*Instructions to follow*
The whole listing that follows is to be restated word for word, images excluded.

*Extracted records*
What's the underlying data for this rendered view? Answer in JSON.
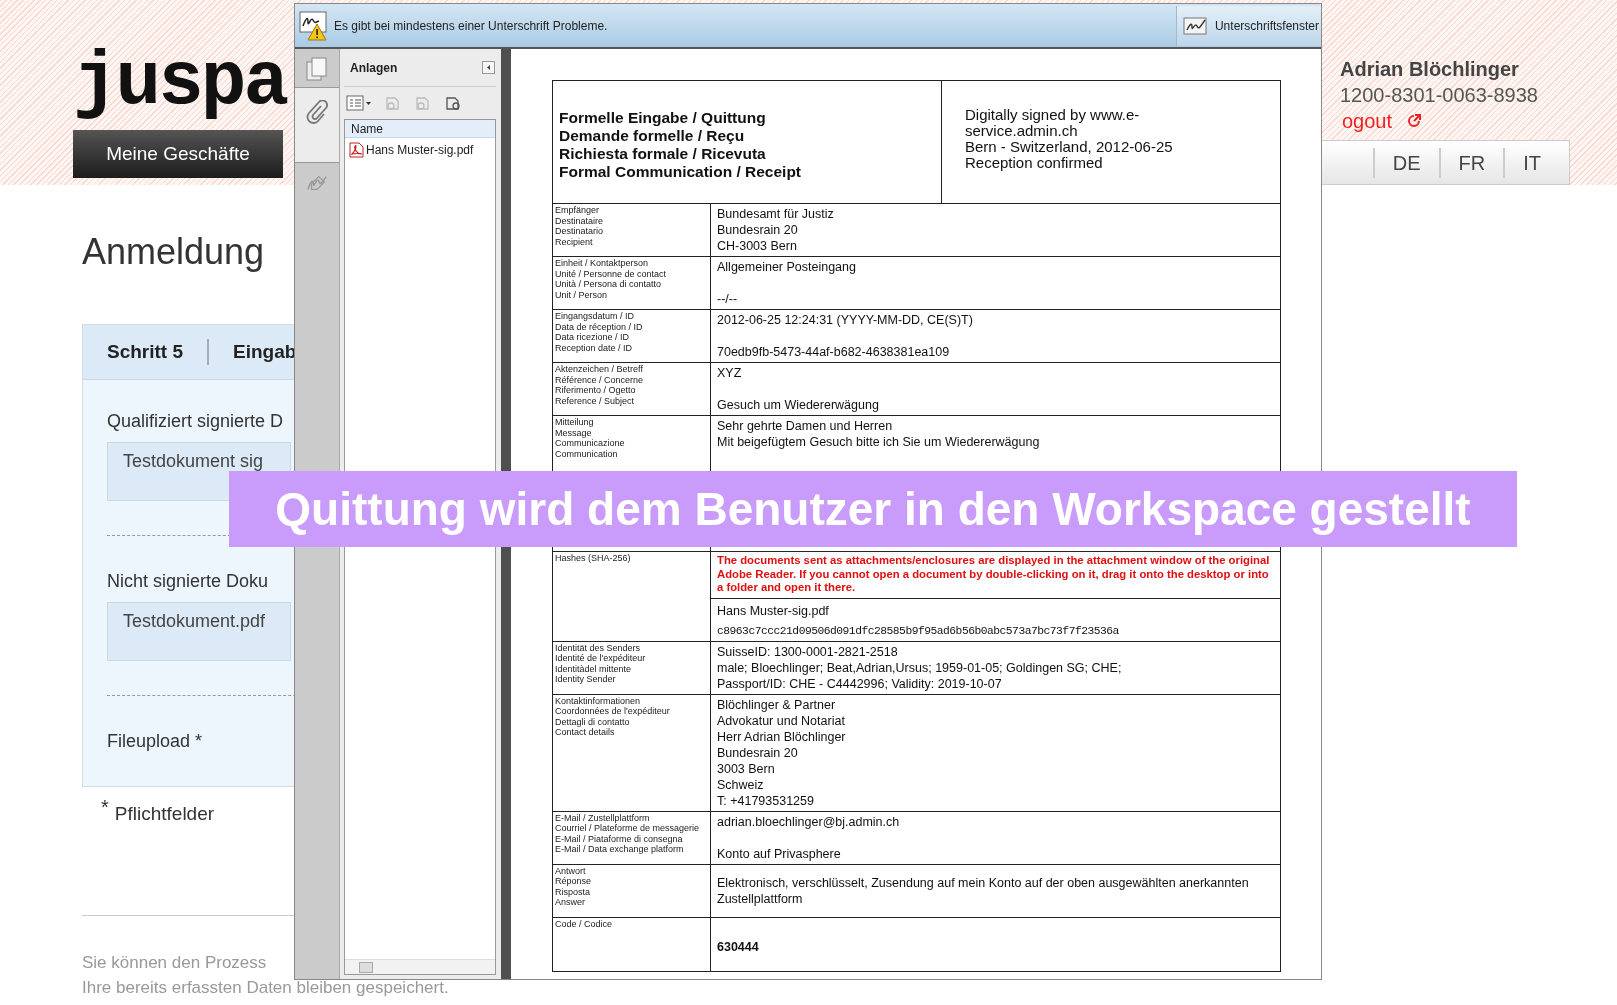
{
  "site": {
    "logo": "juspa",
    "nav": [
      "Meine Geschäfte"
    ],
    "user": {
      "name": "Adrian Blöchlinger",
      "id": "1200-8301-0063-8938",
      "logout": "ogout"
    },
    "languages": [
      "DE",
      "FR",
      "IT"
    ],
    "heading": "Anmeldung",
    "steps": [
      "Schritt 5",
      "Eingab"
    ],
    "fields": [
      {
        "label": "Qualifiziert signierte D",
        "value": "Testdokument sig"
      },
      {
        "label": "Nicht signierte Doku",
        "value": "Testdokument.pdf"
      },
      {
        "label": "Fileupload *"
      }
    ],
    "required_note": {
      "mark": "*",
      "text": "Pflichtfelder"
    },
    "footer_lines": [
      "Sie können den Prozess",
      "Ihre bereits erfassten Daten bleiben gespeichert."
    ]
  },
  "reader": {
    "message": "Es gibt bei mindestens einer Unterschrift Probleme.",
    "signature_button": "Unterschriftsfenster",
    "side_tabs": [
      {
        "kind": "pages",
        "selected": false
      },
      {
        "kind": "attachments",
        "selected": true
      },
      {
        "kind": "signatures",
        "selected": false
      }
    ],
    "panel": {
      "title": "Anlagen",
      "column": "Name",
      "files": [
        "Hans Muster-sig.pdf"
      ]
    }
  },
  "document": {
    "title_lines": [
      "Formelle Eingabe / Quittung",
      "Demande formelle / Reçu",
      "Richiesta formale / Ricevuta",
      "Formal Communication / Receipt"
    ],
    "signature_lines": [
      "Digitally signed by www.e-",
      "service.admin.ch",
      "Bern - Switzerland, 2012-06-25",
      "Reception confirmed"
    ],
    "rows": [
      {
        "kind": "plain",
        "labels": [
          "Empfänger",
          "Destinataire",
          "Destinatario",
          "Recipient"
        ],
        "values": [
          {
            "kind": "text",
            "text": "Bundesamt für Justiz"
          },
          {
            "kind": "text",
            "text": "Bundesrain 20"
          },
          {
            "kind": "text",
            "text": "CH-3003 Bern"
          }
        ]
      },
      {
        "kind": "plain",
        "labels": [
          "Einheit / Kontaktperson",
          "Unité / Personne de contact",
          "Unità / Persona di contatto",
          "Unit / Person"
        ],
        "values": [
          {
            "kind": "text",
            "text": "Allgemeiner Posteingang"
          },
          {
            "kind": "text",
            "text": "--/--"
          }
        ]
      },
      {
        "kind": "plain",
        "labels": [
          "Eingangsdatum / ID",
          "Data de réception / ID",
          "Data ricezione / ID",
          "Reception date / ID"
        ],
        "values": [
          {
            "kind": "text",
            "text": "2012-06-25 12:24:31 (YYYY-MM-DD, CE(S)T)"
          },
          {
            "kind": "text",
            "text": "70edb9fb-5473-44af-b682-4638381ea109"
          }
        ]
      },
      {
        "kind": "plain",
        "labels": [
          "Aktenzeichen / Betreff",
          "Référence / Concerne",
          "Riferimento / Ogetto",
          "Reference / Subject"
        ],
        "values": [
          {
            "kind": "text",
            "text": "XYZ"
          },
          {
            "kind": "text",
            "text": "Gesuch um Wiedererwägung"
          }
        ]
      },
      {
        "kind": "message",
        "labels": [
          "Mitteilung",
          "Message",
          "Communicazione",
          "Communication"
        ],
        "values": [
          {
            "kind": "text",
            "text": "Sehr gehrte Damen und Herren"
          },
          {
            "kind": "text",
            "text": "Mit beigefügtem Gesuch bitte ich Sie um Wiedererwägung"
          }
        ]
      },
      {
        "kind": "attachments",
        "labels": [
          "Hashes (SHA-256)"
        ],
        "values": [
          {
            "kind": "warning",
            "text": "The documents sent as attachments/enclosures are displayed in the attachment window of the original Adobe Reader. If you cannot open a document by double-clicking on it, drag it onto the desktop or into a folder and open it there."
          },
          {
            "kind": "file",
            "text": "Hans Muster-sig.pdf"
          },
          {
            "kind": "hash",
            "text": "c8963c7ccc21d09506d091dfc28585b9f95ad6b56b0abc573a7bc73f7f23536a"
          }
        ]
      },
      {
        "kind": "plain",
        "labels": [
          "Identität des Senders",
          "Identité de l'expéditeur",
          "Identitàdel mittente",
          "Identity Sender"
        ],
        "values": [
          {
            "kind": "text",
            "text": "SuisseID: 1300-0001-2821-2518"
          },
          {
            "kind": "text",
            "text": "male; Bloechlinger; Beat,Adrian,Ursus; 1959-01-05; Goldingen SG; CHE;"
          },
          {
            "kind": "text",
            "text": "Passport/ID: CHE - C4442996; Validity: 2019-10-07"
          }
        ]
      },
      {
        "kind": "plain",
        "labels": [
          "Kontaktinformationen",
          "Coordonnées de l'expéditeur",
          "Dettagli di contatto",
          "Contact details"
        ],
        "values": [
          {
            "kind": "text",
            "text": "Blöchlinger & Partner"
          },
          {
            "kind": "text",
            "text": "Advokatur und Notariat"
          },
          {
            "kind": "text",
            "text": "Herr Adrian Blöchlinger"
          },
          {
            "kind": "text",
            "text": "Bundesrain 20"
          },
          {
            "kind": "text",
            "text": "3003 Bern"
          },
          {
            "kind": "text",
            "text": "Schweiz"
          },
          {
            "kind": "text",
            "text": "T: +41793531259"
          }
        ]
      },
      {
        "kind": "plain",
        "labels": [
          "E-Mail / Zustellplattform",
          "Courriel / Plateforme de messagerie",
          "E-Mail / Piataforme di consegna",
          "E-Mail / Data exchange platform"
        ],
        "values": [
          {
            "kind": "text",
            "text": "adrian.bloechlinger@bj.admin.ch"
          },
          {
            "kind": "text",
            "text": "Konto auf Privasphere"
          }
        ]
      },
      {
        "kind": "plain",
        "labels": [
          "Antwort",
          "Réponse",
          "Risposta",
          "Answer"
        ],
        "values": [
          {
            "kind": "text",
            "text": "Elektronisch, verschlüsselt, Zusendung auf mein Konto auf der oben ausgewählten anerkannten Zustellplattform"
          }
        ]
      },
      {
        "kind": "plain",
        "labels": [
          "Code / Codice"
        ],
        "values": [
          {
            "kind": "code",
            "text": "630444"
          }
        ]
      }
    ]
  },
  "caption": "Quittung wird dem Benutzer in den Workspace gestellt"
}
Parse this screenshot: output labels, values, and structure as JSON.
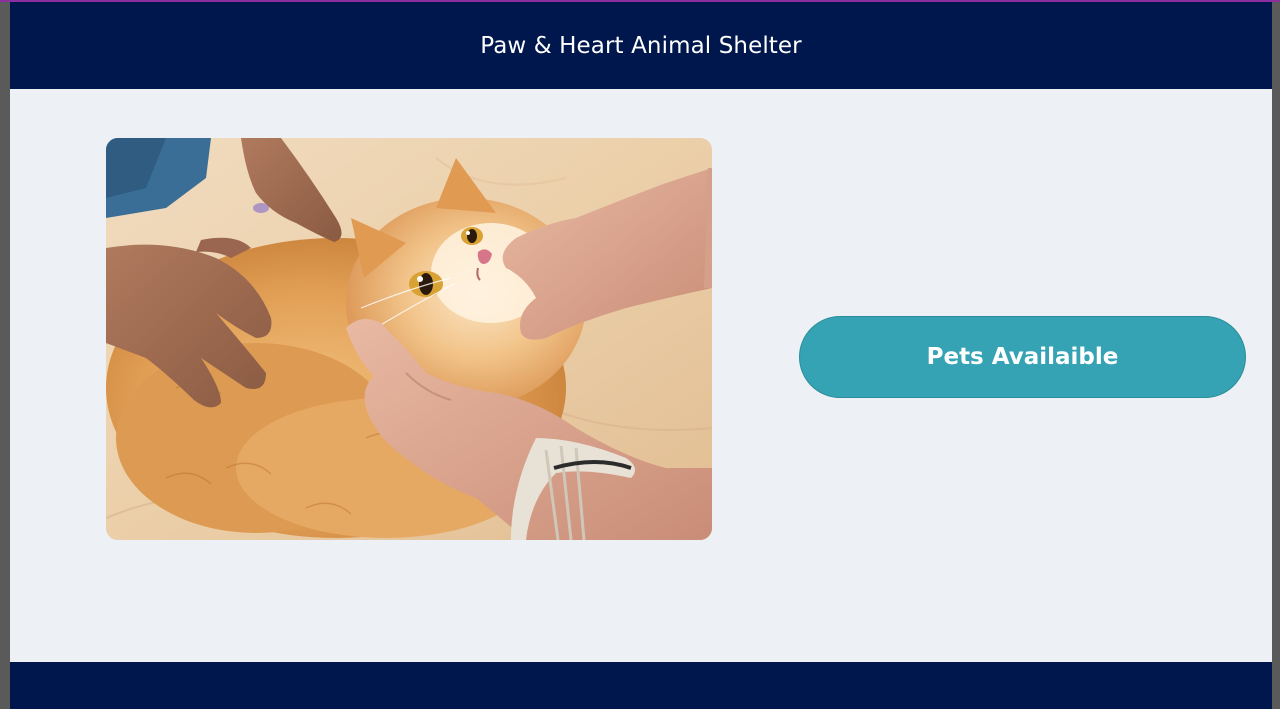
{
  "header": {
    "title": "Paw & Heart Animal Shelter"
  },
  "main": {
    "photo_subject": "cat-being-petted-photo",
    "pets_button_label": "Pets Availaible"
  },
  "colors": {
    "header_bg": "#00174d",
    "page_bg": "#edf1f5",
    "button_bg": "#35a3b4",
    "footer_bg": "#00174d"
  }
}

*Finished task*
What's the underlying data for this rendered view? Answer in JSON.
{
  "site": {
    "logo": "juspa",
    "nav": [
      "Meine Geschäfte"
    ],
    "user": {
      "name": "Adrian Blöchlinger",
      "id": "1200-8301-0063-8938",
      "logout": "ogout"
    },
    "languages": [
      "DE",
      "FR",
      "IT"
    ],
    "heading": "Anmeldung",
    "steps": [
      "Schritt 5",
      "Eingab"
    ],
    "fields": [
      {
        "label": "Qualifiziert signierte D",
        "value": "Testdokument sig"
      },
      {
        "label": "Nicht signierte Doku",
        "value": "Testdokument.pdf"
      },
      {
        "label": "Fileupload *"
      }
    ],
    "required_note": {
      "mark": "*",
      "text": "Pflichtfelder"
    },
    "footer_lines": [
      "Sie können den Prozess",
      "Ihre bereits erfassten Daten bleiben gespeichert."
    ]
  },
  "reader": {
    "message": "Es gibt bei mindestens einer Unterschrift Probleme.",
    "signature_button": "Unterschriftsfenster",
    "side_tabs": [
      {
        "kind": "pages",
        "selected": false
      },
      {
        "kind": "attachments",
        "selected": true
      },
      {
        "kind": "signatures",
        "selected": false
      }
    ],
    "panel": {
      "title": "Anlagen",
      "column": "Name",
      "files": [
        "Hans Muster-sig.pdf"
      ]
    }
  },
  "document": {
    "title_lines": [
      "Formelle Eingabe / Quittung",
      "Demande formelle / Reçu",
      "Richiesta formale / Ricevuta",
      "Formal Communication / Receipt"
    ],
    "signature_lines": [
      "Digitally signed by www.e-",
      "service.admin.ch",
      "Bern - Switzerland, 2012-06-25",
      "Reception confirmed"
    ],
    "rows": [
      {
        "kind": "plain",
        "labels": [
          "Empfänger",
          "Destinataire",
          "Destinatario",
          "Recipient"
        ],
        "values": [
          {
            "kind": "text",
            "text": "Bundesamt für Justiz"
          },
          {
            "kind": "text",
            "text": "Bundesrain 20"
          },
          {
            "kind": "text",
            "text": "CH-3003 Bern"
          }
        ]
      },
      {
        "kind": "plain",
        "labels": [
          "Einheit / Kontaktperson",
          "Unité / Personne de contact",
          "Unità / Persona di contatto",
          "Unit / Person"
        ],
        "values": [
          {
            "kind": "text",
            "text": "Allgemeiner Posteingang"
          },
          {
            "kind": "text",
            "text": "--/--"
          }
        ]
      },
      {
        "kind": "plain",
        "labels": [
          "Eingangsdatum / ID",
          "Data de réception / ID",
          "Data ricezione / ID",
          "Reception date / ID"
        ],
        "values": [
          {
            "kind": "text",
            "text": "2012-06-25 12:24:31 (YYYY-MM-DD, CE(S)T)"
          },
          {
            "kind": "text",
            "text": "70edb9fb-5473-44af-b682-4638381ea109"
          }
        ]
      },
      {
        "kind": "plain",
        "labels": [
          "Aktenzeichen / Betreff",
          "Référence / Concerne",
          "Riferimento / Ogetto",
          "Reference / Subject"
        ],
        "values": [
          {
            "kind": "text",
            "text": "XYZ"
          },
          {
            "kind": "text",
            "text": "Gesuch um Wiedererwägung"
          }
        ]
      },
      {
        "kind": "message",
        "labels": [
          "Mitteilung",
          "Message",
          "Communicazione",
          "Communication"
        ],
        "values": [
          {
            "kind": "text",
            "text": "Sehr gehrte Damen und Herren"
          },
          {
            "kind": "text",
            "text": "Mit beigefügtem Gesuch bitte ich Sie um Wiedererwägung"
          }
        ]
      },
      {
        "kind": "attachments",
        "labels": [
          "Hashes (SHA-256)"
        ],
        "values": [
          {
            "kind": "warning",
            "text": "The documents sent as attachments/enclosures are displayed in the attachment window of the original Adobe Reader. If you cannot open a document by double-clicking on it, drag it onto the desktop or into a folder and open it there."
          },
          {
            "kind": "file",
            "text": "Hans Muster-sig.pdf"
          },
          {
            "kind": "hash",
            "text": "c8963c7ccc21d09506d091dfc28585b9f95ad6b56b0abc573a7bc73f7f23536a"
          }
        ]
      },
      {
        "kind": "plain",
        "labels": [
          "Identität des Senders",
          "Identité de l'expéditeur",
          "Identitàdel mittente",
          "Identity Sender"
        ],
        "values": [
          {
            "kind": "text",
            "text": "SuisseID: 1300-0001-2821-2518"
          },
          {
            "kind": "text",
            "text": "male; Bloechlinger; Beat,Adrian,Ursus; 1959-01-05; Goldingen SG; CHE;"
          },
          {
            "kind": "text",
            "text": "Passport/ID: CHE - C4442996; Validity: 2019-10-07"
          }
        ]
      },
      {
        "kind": "plain",
        "labels": [
          "Kontaktinformationen",
          "Coordonnées de l'expéditeur",
          "Dettagli di contatto",
          "Contact details"
        ],
        "values": [
          {
            "kind": "text",
            "text": "Blöchlinger & Partner"
          },
          {
            "kind": "text",
            "text": "Advokatur und Notariat"
          },
          {
            "kind": "text",
            "text": "Herr Adrian Blöchlinger"
          },
          {
            "kind": "text",
            "text": "Bundesrain 20"
          },
          {
            "kind": "text",
            "text": "3003 Bern"
          },
          {
            "kind": "text",
            "text": "Schweiz"
          },
          {
            "kind": "text",
            "text": "T: +41793531259"
          }
        ]
      },
      {
        "kind": "plain",
        "labels": [
          "E-Mail / Zustellplattform",
          "Courriel / Plateforme de messagerie",
          "E-Mail / Piataforme di consegna",
          "E-Mail / Data exchange platform"
        ],
        "values": [
          {
            "kind": "text",
            "text": "adrian.bloechlinger@bj.admin.ch"
          },
          {
            "kind": "text",
            "text": "Konto auf Privasphere"
          }
        ]
      },
      {
        "kind": "plain",
        "labels": [
          "Antwort",
          "Réponse",
          "Risposta",
          "Answer"
        ],
        "values": [
          {
            "kind": "text",
            "text": "Elektronisch, verschlüsselt, Zusendung auf mein Konto auf der oben ausgewählten anerkannten Zustellplattform"
          }
        ]
      },
      {
        "kind": "plain",
        "labels": [
          "Code / Codice"
        ],
        "values": [
          {
            "kind": "code",
            "text": "630444"
          }
        ]
      }
    ]
  },
  "caption": "Quittung wird dem Benutzer in den Workspace gestellt"
}
Parse this screenshot: output labels, values, and structure as JSON.
{
  "header": {
    "title": "Paw & Heart Animal Shelter"
  },
  "main": {
    "photo_subject": "cat-being-petted-photo",
    "pets_button_label": "Pets Availaible"
  },
  "colors": {
    "header_bg": "#00174d",
    "page_bg": "#edf1f5",
    "button_bg": "#35a3b4",
    "footer_bg": "#00174d"
  }
}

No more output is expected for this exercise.